British troops fought their way into southern Iraq in the war to topple Saddam Hussein, and have since administered the region around the key Iraqi port of Al-Basrah with considerable success.
But Washington's request for the British to send some 600 to 800 troops to take over a zone in an area of active insurgency has landed like a bombshell on the British political scene.
For Ian Kemp, a senior analyst with Jane's geo-political publishing group, it reveals just how stretched the U.S. military is to meet its commitments in Iraq, Afghanistan, and elsewhere in the world.
"One thing it does show is how hard-pressed the U.S. Army is. To request an additional battalion, a mere 800 men, you would think this is something the U.S. Army or the Marine Corps would be able to provide themselves," Kemp says.
The British forces so far have managed to remain largely out of the headlines despite the increasingly vicious anti-occupation insurgency to the north.
That's at least partly because the southern part of the country -- of mostly Shi'a Muslims -- was generally hostile to Hussein's regime anyway and was not sorry to see the dictator go.
But independent London-based military analyst Alexandra Ashbourne adds that the British are skilled at peacekeeping and have done a good job.
"The British forces are treated with quite some considerable respect, they seem to be doing a very good job, and because of the British skill, particularly in peacekeeping, they are getting along well," Ashbourne said.
Ashbourne says the timing of Washington's request -- just two weeks before the U.S. presidential election -- has been widely greeted with cynicism in Britain.
"There is real, real concern in this country that this request has come at this time precisely because of the election in the week after next in the United States, that Bush wants to show that it really is a coalition [of nations operating in Iraq], it is not just the Americans operating [there]," Ashbourne said.
British officials say there has been no decision yet on how to react to the U.S. request.
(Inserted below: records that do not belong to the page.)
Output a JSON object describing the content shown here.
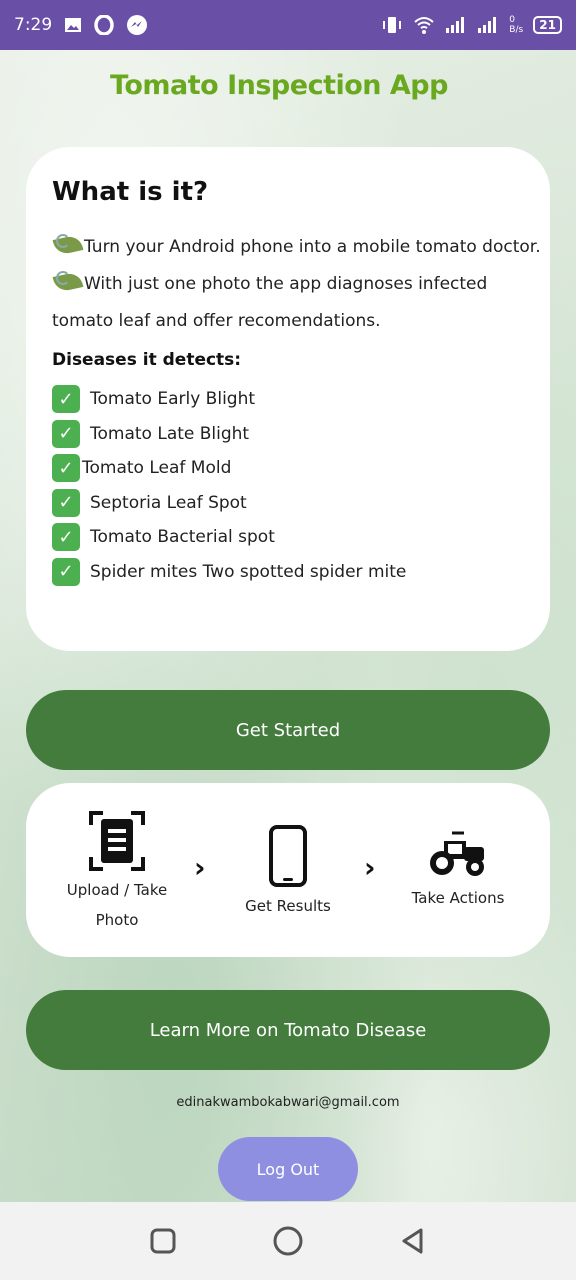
{
  "status_bar": {
    "time": "7:29",
    "network_speed": "0\nB/s",
    "battery": "21"
  },
  "app_title": "Tomato Inspection App",
  "info_card": {
    "heading": "What is it?",
    "description_lines": [
      "Turn your Android phone into a mobile tomato doctor.",
      "With just one photo the app diagnoses infected",
      "tomato leaf and offer recomendations."
    ],
    "diseases_heading": "Diseases it detects:",
    "diseases": [
      "Tomato Early Blight",
      "Tomato Late Blight",
      "Tomato Leaf Mold",
      "Septoria Leaf Spot",
      "Tomato Bacterial spot",
      "Spider mites Two spotted spider mite"
    ]
  },
  "get_started_label": "Get Started",
  "steps": {
    "upload_line1": "Upload / Take",
    "upload_line2": "Photo",
    "results": "Get Results",
    "actions": "Take Actions"
  },
  "learn_more_label": "Learn More on Tomato Disease",
  "email": "edinakwambokabwari@gmail.com",
  "logout_label": "Log Out",
  "icons": {
    "step1": "document-scan-icon",
    "step2": "smartphone-icon",
    "step3": "tractor-icon"
  },
  "colors": {
    "status_bar": "#6a4fa6",
    "title": "#6aa81f",
    "primary_button": "#437c3c",
    "logout_button": "#8e8fe0"
  }
}
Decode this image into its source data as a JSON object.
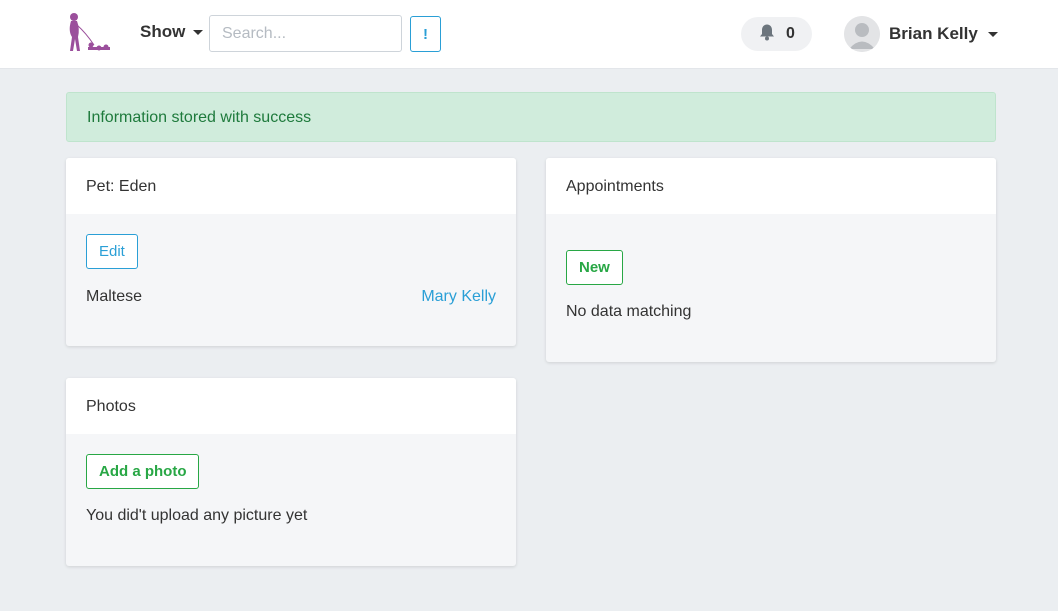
{
  "navbar": {
    "show_label": "Show",
    "search_placeholder": "Search...",
    "bang_label": "!",
    "notifications_count": "0",
    "user_name": "Brian Kelly"
  },
  "alert": {
    "message": "Information stored with success"
  },
  "pet_card": {
    "title": "Pet: Eden",
    "edit_label": "Edit",
    "breed": "Maltese",
    "owner": "Mary Kelly"
  },
  "appointments_card": {
    "title": "Appointments",
    "new_label": "New",
    "empty_text": "No data matching"
  },
  "photos_card": {
    "title": "Photos",
    "add_label": "Add a photo",
    "empty_text": "You did't upload any picture yet"
  },
  "colors": {
    "accent": "#2a9fd6",
    "success": "#28a745",
    "alert_bg": "#d0ecdc",
    "logo": "#9b4f9c"
  },
  "icons": [
    "logo-icon",
    "caret-down-icon",
    "bell-icon",
    "avatar-icon"
  ]
}
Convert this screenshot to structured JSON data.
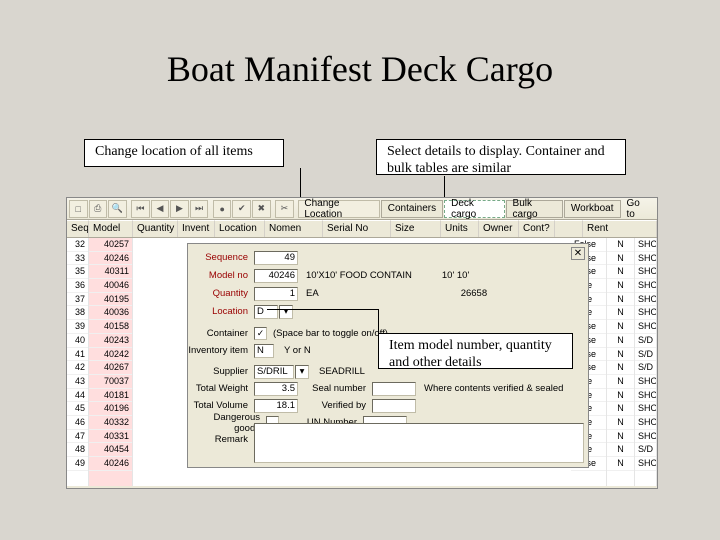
{
  "title": "Boat Manifest Deck Cargo",
  "callouts": {
    "change_location": "Change location of all items",
    "select_details": "Select details to display. Container and bulk tables are similar",
    "item_details": "Item model number, quantity and other details"
  },
  "toolbar": {
    "change_location_btn": "Change Location",
    "tabs": [
      "Containers",
      "Deck cargo",
      "Bulk cargo",
      "Workboat"
    ],
    "goto": "Go to"
  },
  "grid": {
    "headers": [
      "Seq",
      "Model",
      "Quantity",
      "Invent",
      "Location",
      "Nomen",
      "Serial No",
      "Size",
      "Units",
      "Owner",
      "Cont?",
      "",
      "Rent"
    ],
    "rows": [
      {
        "seq": "32",
        "model": "40257",
        "cont": "False",
        "own": "N",
        "rent": "SHO"
      },
      {
        "seq": "33",
        "model": "40246",
        "cont": "False",
        "own": "N",
        "rent": "SHO"
      },
      {
        "seq": "35",
        "model": "40311",
        "cont": "False",
        "own": "N",
        "rent": "SHO"
      },
      {
        "seq": "36",
        "model": "40046",
        "cont": "True",
        "own": "N",
        "rent": "SHO"
      },
      {
        "seq": "37",
        "model": "40195",
        "cont": "True",
        "own": "N",
        "rent": "SHO"
      },
      {
        "seq": "38",
        "model": "40036",
        "cont": "True",
        "own": "N",
        "rent": "SHO"
      },
      {
        "seq": "39",
        "model": "40158",
        "cont": "False",
        "own": "N",
        "rent": "SHO"
      },
      {
        "seq": "40",
        "model": "40243",
        "cont": "False",
        "own": "N",
        "rent": "S/D"
      },
      {
        "seq": "41",
        "model": "40242",
        "cont": "False",
        "own": "N",
        "rent": "S/D"
      },
      {
        "seq": "42",
        "model": "40267",
        "cont": "False",
        "own": "N",
        "rent": "S/D"
      },
      {
        "seq": "43",
        "model": "70037",
        "cont": "True",
        "own": "N",
        "rent": "SHO"
      },
      {
        "seq": "44",
        "model": "40181",
        "cont": "True",
        "own": "N",
        "rent": "SHO"
      },
      {
        "seq": "45",
        "model": "40196",
        "cont": "True",
        "own": "N",
        "rent": "SHO"
      },
      {
        "seq": "46",
        "model": "40332",
        "cont": "True",
        "own": "N",
        "rent": "SHO"
      },
      {
        "seq": "47",
        "model": "40331",
        "cont": "True",
        "own": "N",
        "rent": "SHO"
      },
      {
        "seq": "48",
        "model": "40454",
        "cont": "True",
        "own": "N",
        "rent": "S/D"
      },
      {
        "seq": "49",
        "model": "40246",
        "cont": "False",
        "own": "N",
        "rent": "SHO"
      }
    ]
  },
  "detail": {
    "sequence_label": "Sequence",
    "sequence_value": "49",
    "modelno_label": "Model no",
    "modelno_value": "40246",
    "modelno_desc": "10'X10' FOOD CONTAIN",
    "modelno_dims": "10'  10'",
    "quantity_label": "Quantity",
    "quantity_value": "1",
    "quantity_unit": "EA",
    "quantity_num": "26658",
    "location_label": "Location",
    "location_value": "D",
    "container_label": "Container",
    "container_checked": "✓",
    "container_hint": "(Space bar to toggle on/off)",
    "inventory_label": "Inventory item",
    "inventory_value": "N",
    "inventory_hint": "Y or N",
    "supplier_label": "Supplier",
    "supplier_value": "S/DRIL",
    "supplier_name": "SEADRILL",
    "totalweight_label": "Total Weight",
    "totalweight_value": "3.5",
    "totalvolume_label": "Total Volume",
    "totalvolume_value": "18.1",
    "sealno_label": "Seal number",
    "sealno_hint": "Where contents verified & sealed",
    "verifiedby_label": "Verified by",
    "dangerous_label": "Dangerous goods",
    "unno_label": "UN Number",
    "remark_label": "Remark"
  }
}
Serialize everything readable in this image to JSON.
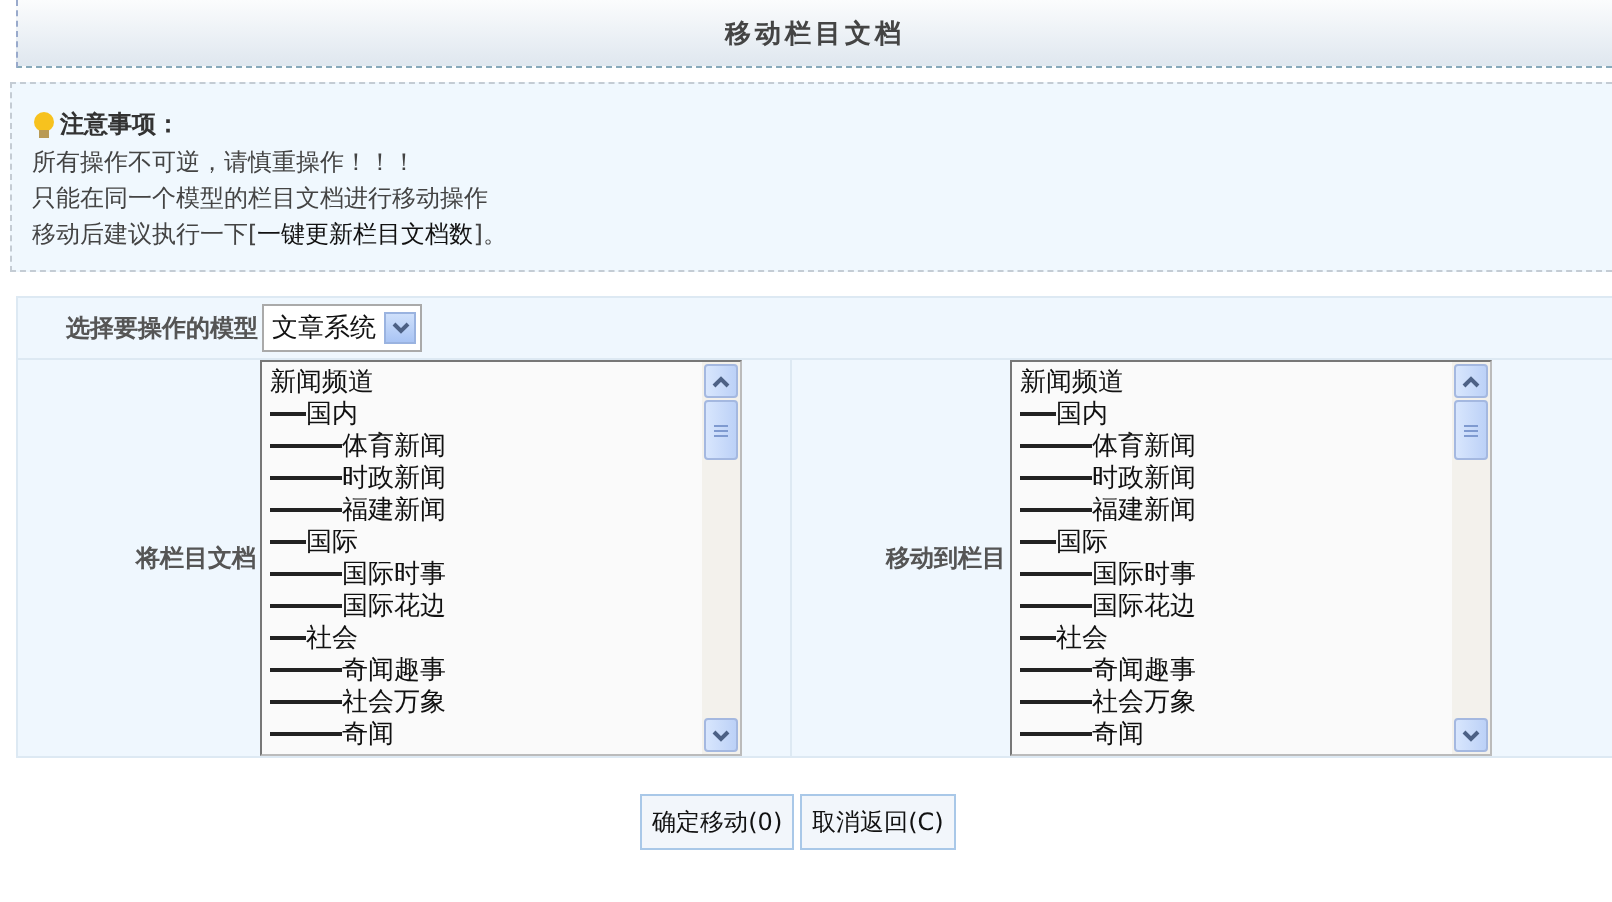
{
  "title": "移动栏目文档",
  "notice": {
    "heading": "注意事项：",
    "lines": [
      "所有操作不可逆，请慎重操作！！！",
      "只能在同一个模型的栏目文档进行移动操作"
    ],
    "link_line": {
      "before": "移动后建议执行一下[",
      "link": "一键更新栏目文档数",
      "after": "]。"
    }
  },
  "model": {
    "label": "选择要操作的模型",
    "value": "文章系统"
  },
  "lists": [
    {
      "label": "将栏目文档",
      "items": [
        {
          "name": "新闻频道",
          "children": [
            {
              "name": "国内",
              "children": [
                {
                  "name": "体育新闻"
                },
                {
                  "name": "时政新闻"
                },
                {
                  "name": "福建新闻"
                }
              ]
            },
            {
              "name": "国际",
              "children": [
                {
                  "name": "国际时事"
                },
                {
                  "name": "国际花边"
                }
              ]
            },
            {
              "name": "社会",
              "children": [
                {
                  "name": "奇闻趣事"
                },
                {
                  "name": "社会万象"
                },
                {
                  "name": "奇闻"
                }
              ]
            }
          ]
        }
      ]
    },
    {
      "label": "移动到栏目",
      "items": [
        {
          "name": "新闻频道",
          "children": [
            {
              "name": "国内",
              "children": [
                {
                  "name": "体育新闻"
                },
                {
                  "name": "时政新闻"
                },
                {
                  "name": "福建新闻"
                }
              ]
            },
            {
              "name": "国际",
              "children": [
                {
                  "name": "国际时事"
                },
                {
                  "name": "国际花边"
                }
              ]
            },
            {
              "name": "社会",
              "children": [
                {
                  "name": "奇闻趣事"
                },
                {
                  "name": "社会万象"
                },
                {
                  "name": "奇闻"
                }
              ]
            }
          ]
        }
      ]
    }
  ],
  "buttons": [
    "确定移动(0)",
    "取消返回(C)"
  ]
}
But alarm bells are ringing in that the British public have never been enthusiastic about the Iraq war, and a move like this could result in increased British casualties.
"The Guardian" daily newspaper says in an editorial today that "if ever there was an example of 'mission creep,' the request from the U.S. for the redeployment in support of the Americans south of Baghdad, is as dangerous as they come."
It says deployment would mark a "major escalation" of Britain's involvement in the occupation of Iraq. Yet, so far, there has been little public discussion of the move.
Defense Secretary Geoff Hoon was to address the British parliament today to provide the details to lawmakers.
The request adds further pressure on British Prime Minister Tony Blair, whose popularity has plummeted since it became clear that there were no weapons of mass destruction in Iraq. Neutralizing those weapons was the main reason he used to justify the war.
As analyst Kemp sees it, Blair is going to have a difficult time whatever he decides.
"It is certainly going to be very difficult indeed for Blair to refuse the request, in terms of his relationship with Bush, but the other side of the coin [is] that he is probably going to come under tremendous political criticism here in the U.K. if he does meet the request," Kemp said.
Reports say that if there is any redeployment, it would likely involve soldiers of the crack Scottish regiment called the "Black Watch."
They would replace U.S. troops of the 24th Marine Expeditionary Force, who would reportedly move to near the insurgent-controlled city of Al-Fallujah, to take part in the expected major offensive against the insurgents.
British officials have said there are no plans to send British forces into Al-Fallujah itself or to Baghdad.